WHAT THE TASK ASKS:
Could you extract every entry below and reproduce it exactly?

Records from a data collection
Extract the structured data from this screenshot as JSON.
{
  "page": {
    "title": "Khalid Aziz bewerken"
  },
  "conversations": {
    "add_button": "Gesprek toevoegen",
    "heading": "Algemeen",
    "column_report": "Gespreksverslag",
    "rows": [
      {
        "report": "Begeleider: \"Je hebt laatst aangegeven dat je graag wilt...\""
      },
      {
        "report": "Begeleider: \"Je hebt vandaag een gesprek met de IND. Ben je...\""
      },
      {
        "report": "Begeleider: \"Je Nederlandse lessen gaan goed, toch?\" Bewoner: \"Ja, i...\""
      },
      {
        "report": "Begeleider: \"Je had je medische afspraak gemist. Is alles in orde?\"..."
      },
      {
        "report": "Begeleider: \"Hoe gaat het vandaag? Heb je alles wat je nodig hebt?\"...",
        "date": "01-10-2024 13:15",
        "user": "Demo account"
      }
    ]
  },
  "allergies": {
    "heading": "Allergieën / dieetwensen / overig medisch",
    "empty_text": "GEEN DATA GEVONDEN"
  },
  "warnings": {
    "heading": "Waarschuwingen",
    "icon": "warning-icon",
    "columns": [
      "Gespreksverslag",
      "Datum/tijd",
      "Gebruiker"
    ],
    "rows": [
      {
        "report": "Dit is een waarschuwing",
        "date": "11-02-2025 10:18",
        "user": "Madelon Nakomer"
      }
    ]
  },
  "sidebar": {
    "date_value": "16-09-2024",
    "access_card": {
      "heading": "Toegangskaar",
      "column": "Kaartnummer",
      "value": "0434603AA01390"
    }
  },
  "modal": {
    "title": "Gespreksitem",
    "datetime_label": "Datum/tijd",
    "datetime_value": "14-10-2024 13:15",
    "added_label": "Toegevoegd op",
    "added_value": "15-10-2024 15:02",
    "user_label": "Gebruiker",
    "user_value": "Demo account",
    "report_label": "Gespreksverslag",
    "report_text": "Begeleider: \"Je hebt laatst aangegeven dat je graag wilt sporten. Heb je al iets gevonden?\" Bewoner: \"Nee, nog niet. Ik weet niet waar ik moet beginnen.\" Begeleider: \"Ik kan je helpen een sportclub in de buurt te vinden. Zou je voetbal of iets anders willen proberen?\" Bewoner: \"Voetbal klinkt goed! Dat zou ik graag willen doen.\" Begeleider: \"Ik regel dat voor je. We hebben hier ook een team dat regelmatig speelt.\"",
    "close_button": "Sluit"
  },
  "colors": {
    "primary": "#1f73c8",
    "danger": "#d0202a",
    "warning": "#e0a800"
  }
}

OUTPUT OF THE EXERCISE:
Extract the structured data from this screenshot as JSON.
{
  "page": {
    "title": "Khalid Aziz bewerken"
  },
  "conversations": {
    "add_button": "Gesprek toevoegen",
    "heading": "Algemeen",
    "column_report": "Gespreksverslag",
    "rows": [
      {
        "report": "Begeleider: \"Je hebt laatst aangegeven dat je graag wilt...\""
      },
      {
        "report": "Begeleider: \"Je hebt vandaag een gesprek met de IND. Ben je...\""
      },
      {
        "report": "Begeleider: \"Je Nederlandse lessen gaan goed, toch?\" Bewoner: \"Ja, i...\""
      },
      {
        "report": "Begeleider: \"Je had je medische afspraak gemist. Is alles in orde?\"..."
      },
      {
        "report": "Begeleider: \"Hoe gaat het vandaag? Heb je alles wat je nodig hebt?\"...",
        "date": "01-10-2024 13:15",
        "user": "Demo account"
      }
    ]
  },
  "allergies": {
    "heading": "Allergieën / dieetwensen / overig medisch",
    "empty_text": "GEEN DATA GEVONDEN"
  },
  "warnings": {
    "heading": "Waarschuwingen",
    "icon": "warning-icon",
    "columns": [
      "Gespreksverslag",
      "Datum/tijd",
      "Gebruiker"
    ],
    "rows": [
      {
        "report": "Dit is een waarschuwing",
        "date": "11-02-2025 10:18",
        "user": "Madelon Nakomer"
      }
    ]
  },
  "sidebar": {
    "date_value": "16-09-2024",
    "access_card": {
      "heading": "Toegangskaar",
      "column": "Kaartnummer",
      "value": "0434603AA01390"
    }
  },
  "modal": {
    "title": "Gespreksitem",
    "datetime_label": "Datum/tijd",
    "datetime_value": "14-10-2024 13:15",
    "added_label": "Toegevoegd op",
    "added_value": "15-10-2024 15:02",
    "user_label": "Gebruiker",
    "user_value": "Demo account",
    "report_label": "Gespreksverslag",
    "report_text": "Begeleider: \"Je hebt laatst aangegeven dat je graag wilt sporten. Heb je al iets gevonden?\" Bewoner: \"Nee, nog niet. Ik weet niet waar ik moet beginnen.\" Begeleider: \"Ik kan je helpen een sportclub in de buurt te vinden. Zou je voetbal of iets anders willen proberen?\" Bewoner: \"Voetbal klinkt goed! Dat zou ik graag willen doen.\" Begeleider: \"Ik regel dat voor je. We hebben hier ook een team dat regelmatig speelt.\"",
    "close_button": "Sluit"
  },
  "colors": {
    "primary": "#1f73c8",
    "danger": "#d0202a",
    "warning": "#e0a800"
  }
}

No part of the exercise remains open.